Grace's Guide

British Industrial History

Grace's Guide is the leading source of historical information on industry and manufacturing in Britain. This web publication contains 148,402 pages of information and 233,863 images on early companies, their products and the people who designed and built them.

James Horne

From Graces Guide

Jump to: navigation, search

James Horne (1790-1856)

1835 James Horne of Clapham Common, Author of Several Mechanical Inventions and Promoter of Science, became a member of the Institution of Civil Engineers.[1]

1858 Obituary [2]

MR. JAMES HORNE was born in the year 1790, and was soon engaged in business, in which he was very prosperous.

From an early age he took great interest in scientific pursuits, and in mechanical inventions and improvements ; initiating several for which he declined to take out patents, leaving the manufacturers to reap the benefit of his talents. Like many others, he devoted attention to the ungrateful subject of Steam Locomotion on common roads, and with the ordinary result of loss of time and money.

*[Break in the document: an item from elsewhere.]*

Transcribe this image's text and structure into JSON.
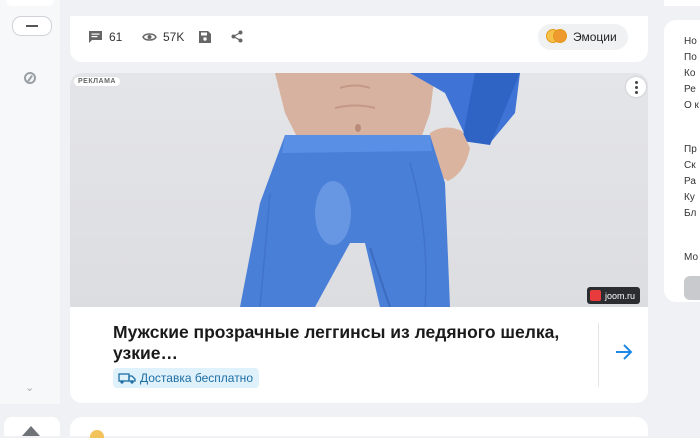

The subject of warming and ventilating buildings also occupied his attention ; and he applied the system, with success, to several buildings of the City Companies of which he was a Member.

He was elected a Fellow of the Royal Society on the 6th of February, 1834, was an early Member of the Society of Arts, in the Adelphi, and was connected with several other societies. He was elected an Associate of this Institution on the 20th February, 1835,-served the office of Auditor in the year 1840, and contributed several original Papers to the Meetings. He was a very constant attendant at the Meetings, taking part in the discussions, and was always ready to undertake anything which he conceived to be conducive to the advantage, or prosperity of the Society.

He was essentially an Amateur Mechanic, and possessing ample means, with time at his command, he was enabled to indulge his predilections; yet he with equal energy devoted a portion of his time, and much of his wealth, in relieving the wants of his fellow-creatures, and became a Governor of most of the Charitable Societies.

For nine years before his decease he was, in consequence of an attack of paralysis, obliged to discontinue his hitherto regular attendance at the Meetings of this and other Societies; and at length he sank calmly to rest, on the 26th October 1856, in his sixty-eighth year, deeply regretted by his family and a wide circle of friends, by whom he was much esteemed, as an upright, kind-hearted man.

See Also


Sources of Information